The poems in Jean Stevens' latest collection revel in words: the joy of them; the work of finding the ones that say exactly what we mean; our use of them to 'manage the nothingness'. The words we choose for nature are 'vital for living at one with the elements'. A relationship can bow under the strain of 'a lifetime's freight of words said and regretted.'
Words spoken and heard implant themselves for ever: 'To hell with men, let's devote our lives to words', is a fragment of a conversation with Sylvia Plath.

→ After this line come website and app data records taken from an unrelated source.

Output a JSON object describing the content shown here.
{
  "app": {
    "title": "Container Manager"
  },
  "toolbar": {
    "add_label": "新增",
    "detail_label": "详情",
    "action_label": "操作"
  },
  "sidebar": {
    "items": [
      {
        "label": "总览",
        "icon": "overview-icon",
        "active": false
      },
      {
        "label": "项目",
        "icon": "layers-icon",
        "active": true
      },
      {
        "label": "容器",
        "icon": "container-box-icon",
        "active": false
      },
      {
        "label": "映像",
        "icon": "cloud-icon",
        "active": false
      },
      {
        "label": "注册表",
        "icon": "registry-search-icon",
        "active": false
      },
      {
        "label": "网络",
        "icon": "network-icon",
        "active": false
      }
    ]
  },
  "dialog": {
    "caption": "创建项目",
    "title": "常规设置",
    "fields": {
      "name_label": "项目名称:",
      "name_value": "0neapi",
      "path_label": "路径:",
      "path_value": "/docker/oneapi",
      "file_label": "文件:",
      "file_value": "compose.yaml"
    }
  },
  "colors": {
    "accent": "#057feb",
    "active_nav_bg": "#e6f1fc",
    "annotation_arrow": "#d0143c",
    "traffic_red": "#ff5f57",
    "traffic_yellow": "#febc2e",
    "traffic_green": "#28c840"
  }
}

Meanwhile words spoken years ago resurface: 'that's not for the likes of you'. These poems are about the lifetime endeavour of 'trying to learn the impossible language'.